“Lao-ness” is defined by Buddhism (Theravada) which emphasis detachment, Thus strong emotions are taboo in Lao society. Karma (like in Indian society) determines their path in life and hence they tend not to get too worked up about their future. Their typical relaxed laid back, unhurried attitude is can be mistaken for a lack of ambition. Its quite usual to see people chill out with the all famous Lao Beer or Lao Hai (lao whisky … costing about the same price as water!).
A French saying goes “ the Vietnamese plant rice, the Cambodians watch it grow and the Lao listen to it grow!”Lao commonly express the notion that ‘too much work’ is bad for the brain and they often would feel sorry for people who think too much. Work without an element of fun (muan) will probably lead to stress (this is the Thai thinking as well .. ‘sanook’ – which I understand as in ‘masti’ in Hindi is a vital necessary ingredient in everyday life).
Thailand has a huge influence on Laos. All TV sets I’ve seen play Thai channels .. soaps, music. While jeans and tops can pass off as daily wear, mini skirts are reserved for bars. it’s the pick up girls ‘dress code’ almost. I visited some bars here out of curiosity .. its fun. One of them was a haunt for local youth. They shy away from revealing clothes - almost all were in long skirts or jeans, long sleeved tops and jackets unlike their Thai counterparts. Different genres of music typically play – Lao, Thai, English (60s .. like Elvis, Beatles).
Lao music is gentle and so is the dance … the hands are used a lot – delicately and expressively (imagine a Meena Kumara using her hands). Each time the song ends .. everyone clears the floor .. rush back to their seats and return for the next dance. (funny!) … In seriously ‘elite’ bars, pick up girls (a la Thai style) are seen dancing with older successful moneyed men. A ‘menu’ of such girls is available at the entrance. They sit outside the bar in a row waiting to be picked up. They aren’t a loud, arrogant lot - rather shy, extremely good looking, and ultra feminine in long shiny black hair, full lips (so characteristic of Laos women) and doll like long legs. Vow!

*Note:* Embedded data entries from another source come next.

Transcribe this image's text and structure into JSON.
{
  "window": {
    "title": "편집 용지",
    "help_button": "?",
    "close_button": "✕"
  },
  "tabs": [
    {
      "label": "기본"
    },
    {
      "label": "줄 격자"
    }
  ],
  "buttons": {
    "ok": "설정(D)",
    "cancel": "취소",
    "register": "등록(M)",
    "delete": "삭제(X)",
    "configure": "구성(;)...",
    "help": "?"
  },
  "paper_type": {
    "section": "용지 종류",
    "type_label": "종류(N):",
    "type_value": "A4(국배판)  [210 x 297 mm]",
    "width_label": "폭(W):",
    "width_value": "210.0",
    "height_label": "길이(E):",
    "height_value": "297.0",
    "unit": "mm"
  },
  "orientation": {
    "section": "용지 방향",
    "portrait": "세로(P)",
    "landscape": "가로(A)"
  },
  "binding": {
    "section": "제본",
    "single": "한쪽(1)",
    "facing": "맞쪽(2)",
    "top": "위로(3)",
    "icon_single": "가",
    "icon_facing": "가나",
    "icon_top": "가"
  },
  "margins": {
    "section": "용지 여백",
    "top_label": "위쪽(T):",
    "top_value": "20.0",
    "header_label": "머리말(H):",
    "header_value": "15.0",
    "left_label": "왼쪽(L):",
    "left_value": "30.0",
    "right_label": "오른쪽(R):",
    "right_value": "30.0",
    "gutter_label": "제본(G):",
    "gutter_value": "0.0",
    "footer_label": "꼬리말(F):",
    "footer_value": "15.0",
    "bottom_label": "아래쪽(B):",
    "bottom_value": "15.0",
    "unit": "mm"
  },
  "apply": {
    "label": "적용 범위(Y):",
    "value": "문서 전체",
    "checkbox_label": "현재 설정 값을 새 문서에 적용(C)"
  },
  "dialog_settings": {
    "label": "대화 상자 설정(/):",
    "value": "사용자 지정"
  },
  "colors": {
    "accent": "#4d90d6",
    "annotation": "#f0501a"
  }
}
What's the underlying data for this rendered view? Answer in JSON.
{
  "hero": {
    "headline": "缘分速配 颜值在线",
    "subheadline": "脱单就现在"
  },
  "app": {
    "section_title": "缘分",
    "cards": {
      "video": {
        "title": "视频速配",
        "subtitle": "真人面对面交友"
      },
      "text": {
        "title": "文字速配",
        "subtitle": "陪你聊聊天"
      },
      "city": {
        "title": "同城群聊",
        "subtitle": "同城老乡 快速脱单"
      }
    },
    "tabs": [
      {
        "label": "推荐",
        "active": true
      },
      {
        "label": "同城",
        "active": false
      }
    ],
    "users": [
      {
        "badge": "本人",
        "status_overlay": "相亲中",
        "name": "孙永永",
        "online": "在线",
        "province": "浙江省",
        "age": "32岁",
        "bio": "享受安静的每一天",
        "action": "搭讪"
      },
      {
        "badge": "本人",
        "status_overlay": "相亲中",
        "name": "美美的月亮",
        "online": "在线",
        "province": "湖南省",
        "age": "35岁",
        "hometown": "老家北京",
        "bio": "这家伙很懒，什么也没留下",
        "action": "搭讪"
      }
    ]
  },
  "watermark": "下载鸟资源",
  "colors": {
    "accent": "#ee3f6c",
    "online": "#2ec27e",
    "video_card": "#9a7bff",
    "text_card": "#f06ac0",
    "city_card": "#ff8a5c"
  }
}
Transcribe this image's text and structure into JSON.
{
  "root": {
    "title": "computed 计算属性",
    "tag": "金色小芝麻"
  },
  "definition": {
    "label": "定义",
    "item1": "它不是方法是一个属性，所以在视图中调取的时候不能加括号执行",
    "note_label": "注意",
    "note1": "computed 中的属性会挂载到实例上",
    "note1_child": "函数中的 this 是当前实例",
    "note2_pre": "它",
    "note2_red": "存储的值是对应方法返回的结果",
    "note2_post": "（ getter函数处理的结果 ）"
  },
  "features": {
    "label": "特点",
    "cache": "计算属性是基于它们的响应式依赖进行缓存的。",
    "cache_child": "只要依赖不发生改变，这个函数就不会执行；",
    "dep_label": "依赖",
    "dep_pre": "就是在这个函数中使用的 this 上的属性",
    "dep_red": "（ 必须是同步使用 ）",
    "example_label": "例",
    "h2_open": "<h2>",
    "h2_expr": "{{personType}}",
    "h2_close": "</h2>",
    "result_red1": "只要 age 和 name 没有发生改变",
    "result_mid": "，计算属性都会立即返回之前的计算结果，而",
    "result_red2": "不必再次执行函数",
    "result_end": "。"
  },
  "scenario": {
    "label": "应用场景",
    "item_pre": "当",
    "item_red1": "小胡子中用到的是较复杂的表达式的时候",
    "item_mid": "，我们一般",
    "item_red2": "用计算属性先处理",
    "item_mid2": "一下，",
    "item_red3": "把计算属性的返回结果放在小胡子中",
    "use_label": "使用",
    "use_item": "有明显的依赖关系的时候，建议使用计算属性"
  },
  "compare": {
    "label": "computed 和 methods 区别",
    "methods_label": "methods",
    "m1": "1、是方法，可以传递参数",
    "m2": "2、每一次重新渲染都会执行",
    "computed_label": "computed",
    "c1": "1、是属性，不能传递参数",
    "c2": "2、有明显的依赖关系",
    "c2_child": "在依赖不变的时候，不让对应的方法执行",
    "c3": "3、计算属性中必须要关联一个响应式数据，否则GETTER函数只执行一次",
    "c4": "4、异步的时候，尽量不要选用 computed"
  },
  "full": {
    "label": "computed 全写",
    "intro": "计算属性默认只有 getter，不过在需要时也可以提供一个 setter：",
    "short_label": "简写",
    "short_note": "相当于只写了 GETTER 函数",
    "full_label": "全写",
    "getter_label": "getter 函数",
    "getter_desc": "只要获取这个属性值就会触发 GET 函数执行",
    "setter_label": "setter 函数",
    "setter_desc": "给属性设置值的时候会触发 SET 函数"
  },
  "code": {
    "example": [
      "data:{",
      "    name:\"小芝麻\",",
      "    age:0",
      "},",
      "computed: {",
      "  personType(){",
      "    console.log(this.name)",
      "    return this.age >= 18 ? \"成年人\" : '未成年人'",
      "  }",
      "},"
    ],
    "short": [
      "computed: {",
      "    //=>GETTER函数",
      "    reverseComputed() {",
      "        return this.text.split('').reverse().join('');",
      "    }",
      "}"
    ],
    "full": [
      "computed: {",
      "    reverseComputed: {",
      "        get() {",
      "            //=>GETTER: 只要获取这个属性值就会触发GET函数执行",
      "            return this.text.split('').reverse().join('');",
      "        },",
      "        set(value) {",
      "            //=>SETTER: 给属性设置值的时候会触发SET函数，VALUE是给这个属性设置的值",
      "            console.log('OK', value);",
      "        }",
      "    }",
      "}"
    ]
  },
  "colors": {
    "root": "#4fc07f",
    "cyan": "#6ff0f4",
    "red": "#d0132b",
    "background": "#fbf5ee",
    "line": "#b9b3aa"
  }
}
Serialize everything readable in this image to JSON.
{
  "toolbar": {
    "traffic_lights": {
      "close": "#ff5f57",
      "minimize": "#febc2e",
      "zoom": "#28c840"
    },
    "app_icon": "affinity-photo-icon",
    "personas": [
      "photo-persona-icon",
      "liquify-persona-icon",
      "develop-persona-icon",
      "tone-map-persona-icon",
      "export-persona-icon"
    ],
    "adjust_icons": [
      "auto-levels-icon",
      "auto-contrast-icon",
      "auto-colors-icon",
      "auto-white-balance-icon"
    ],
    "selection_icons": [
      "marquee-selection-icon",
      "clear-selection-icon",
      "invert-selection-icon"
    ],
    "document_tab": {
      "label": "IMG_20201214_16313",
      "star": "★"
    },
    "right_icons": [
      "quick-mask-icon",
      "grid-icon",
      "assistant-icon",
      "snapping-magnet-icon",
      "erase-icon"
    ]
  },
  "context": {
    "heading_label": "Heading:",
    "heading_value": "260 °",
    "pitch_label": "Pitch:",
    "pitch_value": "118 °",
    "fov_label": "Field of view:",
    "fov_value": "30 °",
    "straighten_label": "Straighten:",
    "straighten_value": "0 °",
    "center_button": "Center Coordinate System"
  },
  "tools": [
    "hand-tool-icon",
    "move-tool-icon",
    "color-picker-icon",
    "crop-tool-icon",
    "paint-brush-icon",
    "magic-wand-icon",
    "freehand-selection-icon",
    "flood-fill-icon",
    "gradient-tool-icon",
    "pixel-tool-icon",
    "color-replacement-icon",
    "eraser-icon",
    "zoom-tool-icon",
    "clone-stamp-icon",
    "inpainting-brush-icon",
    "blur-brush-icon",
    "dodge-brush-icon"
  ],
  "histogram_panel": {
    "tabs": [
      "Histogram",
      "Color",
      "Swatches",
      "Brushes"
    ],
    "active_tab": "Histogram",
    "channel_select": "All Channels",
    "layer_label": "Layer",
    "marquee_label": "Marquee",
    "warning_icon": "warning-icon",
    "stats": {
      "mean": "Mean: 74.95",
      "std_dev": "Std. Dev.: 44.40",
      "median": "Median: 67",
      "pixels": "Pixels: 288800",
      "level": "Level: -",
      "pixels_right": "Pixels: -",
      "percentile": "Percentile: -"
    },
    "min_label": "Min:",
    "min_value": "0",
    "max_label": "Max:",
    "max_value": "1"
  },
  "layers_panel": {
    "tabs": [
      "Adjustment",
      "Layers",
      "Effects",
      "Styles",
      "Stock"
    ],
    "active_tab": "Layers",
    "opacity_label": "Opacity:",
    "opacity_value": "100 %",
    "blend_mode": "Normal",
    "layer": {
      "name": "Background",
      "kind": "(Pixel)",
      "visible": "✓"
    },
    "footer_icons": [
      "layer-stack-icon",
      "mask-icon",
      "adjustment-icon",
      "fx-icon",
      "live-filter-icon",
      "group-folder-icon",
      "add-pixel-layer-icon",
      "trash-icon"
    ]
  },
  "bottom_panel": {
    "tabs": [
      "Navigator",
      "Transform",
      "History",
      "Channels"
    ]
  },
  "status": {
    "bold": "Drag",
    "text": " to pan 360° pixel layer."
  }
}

Hope to be back here once again .. but fear it would have lost some bit of its quaint Lao-ness which is so distinct and heart-warming!